## The task
Find every line in the records below that contains the word "name", and copy each such line.

◆ ◆ ◆ ◆ ◆

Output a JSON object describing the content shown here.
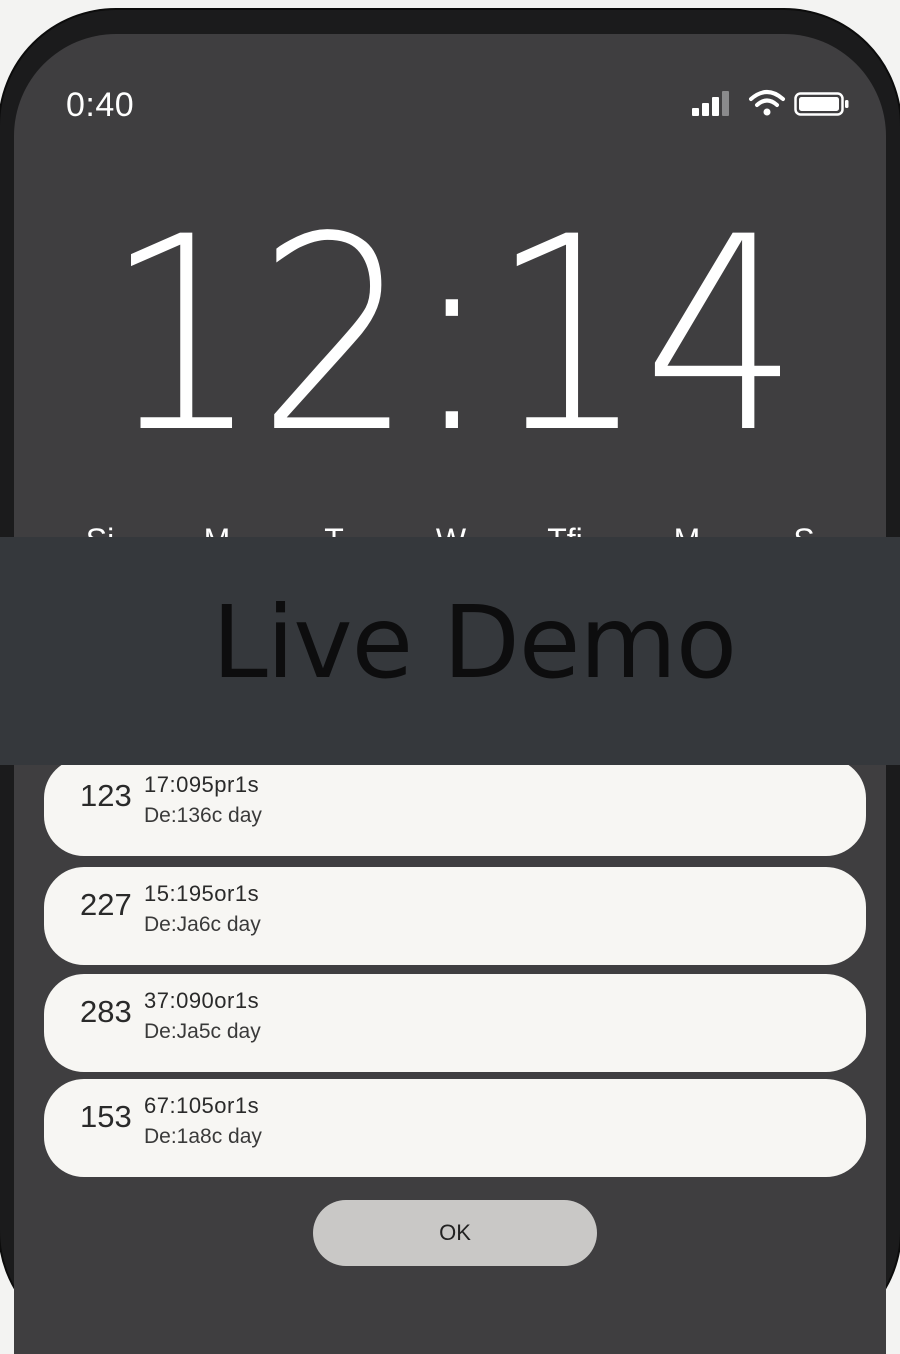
{
  "status_bar": {
    "time": "0:40",
    "signal_icon": "cellular-signal-icon",
    "wifi_icon": "wifi-icon",
    "battery_icon": "battery-icon"
  },
  "clock": {
    "time": "12:14"
  },
  "week": {
    "days": [
      "Si",
      "M",
      "T",
      "W",
      "Tfi",
      "M",
      "S"
    ]
  },
  "overlay": {
    "label": "Live Demo"
  },
  "alarms": [
    {
      "count": "123",
      "time": "17:095pr1s",
      "detail": "De:136c day"
    },
    {
      "count": "227",
      "time": "15:195or1s",
      "detail": "De:Ja6c day"
    },
    {
      "count": "283",
      "time": "37:090or1s",
      "detail": "De:Ja5c day"
    },
    {
      "count": "153",
      "time": "67:105or1s",
      "detail": "De:1a8c day"
    }
  ],
  "actions": {
    "ok_label": "OK"
  },
  "colors": {
    "screen_bg": "#3f3e40",
    "card_bg": "#f7f6f3",
    "banner_bg": "#35383c",
    "button_bg": "#c9c8c6"
  }
}
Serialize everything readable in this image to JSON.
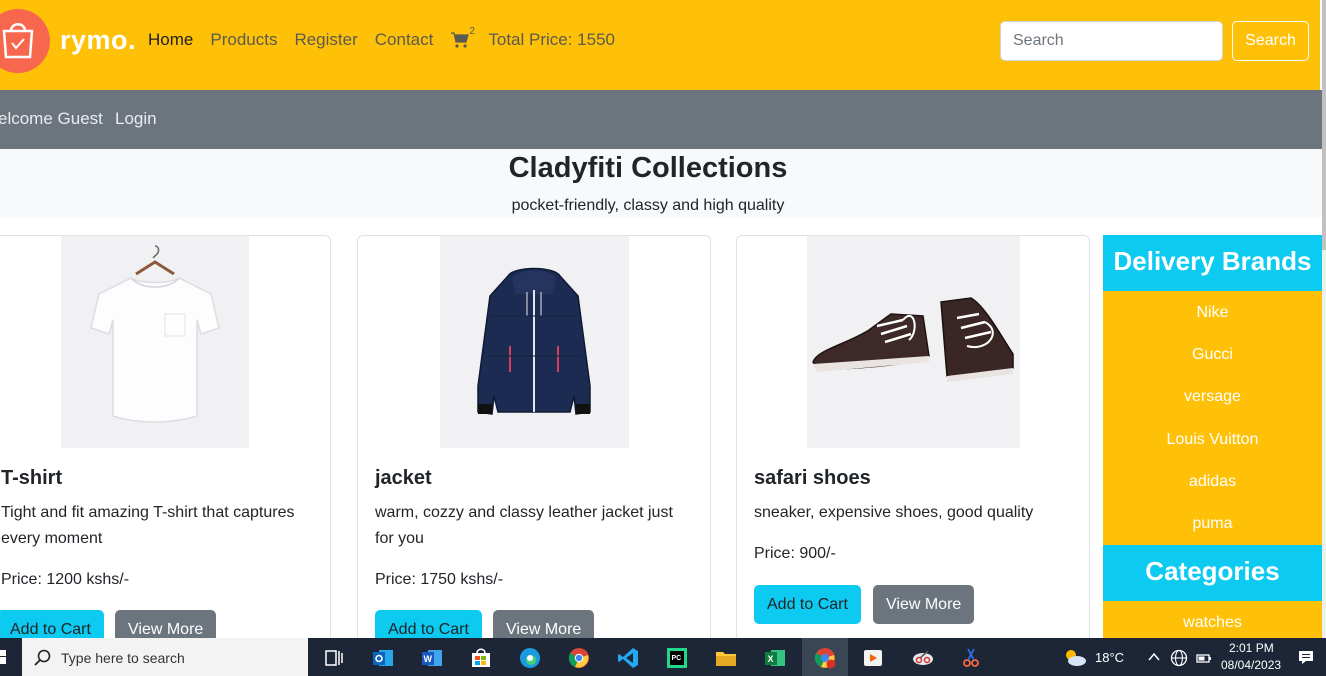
{
  "navbar": {
    "brand": "rymo.",
    "links": [
      "Home",
      "Products",
      "Register",
      "Contact"
    ],
    "cart_count": "2",
    "total_price": "Total Price: 1550",
    "search_placeholder": "Search",
    "search_button": "Search"
  },
  "subnav": {
    "welcome": "elcome Guest",
    "login": "Login"
  },
  "hero": {
    "title": "Cladyfiti Collections",
    "subtitle": "pocket-friendly, classy and high quality"
  },
  "products": [
    {
      "name": "T-shirt",
      "description": "Tight and fit amazing T-shirt that captures every moment",
      "price": "Price: 1200 kshs/-",
      "add_label": "Add to Cart",
      "more_label": "View More"
    },
    {
      "name": "jacket",
      "description": "warm, cozzy and classy leather jacket just for you",
      "price": "Price: 1750 kshs/-",
      "add_label": "Add to Cart",
      "more_label": "View More"
    },
    {
      "name": "safari shoes",
      "description": "sneaker, expensive shoes, good quality",
      "price": "Price: 900/-",
      "add_label": "Add to Cart",
      "more_label": "View More"
    }
  ],
  "sidebar": {
    "brands_title": "Delivery Brands",
    "brands": [
      "Nike",
      "Gucci",
      "versage",
      "Louis Vuitton",
      "adidas",
      "puma"
    ],
    "categories_title": "Categories",
    "categories": [
      "watches"
    ]
  },
  "taskbar": {
    "search_placeholder": "Type here to search",
    "temperature": "18°C",
    "time": "2:01 PM",
    "date": "08/04/2023"
  },
  "colors": {
    "navbar": "#ffc107",
    "subnav": "#6c757d",
    "accent": "#0dcaf0",
    "logo": "#f7674d"
  }
}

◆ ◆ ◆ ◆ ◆

## Response for this exercise
      "name": "T-shirt",
      "name": "jacket",
      "name": "safari shoes",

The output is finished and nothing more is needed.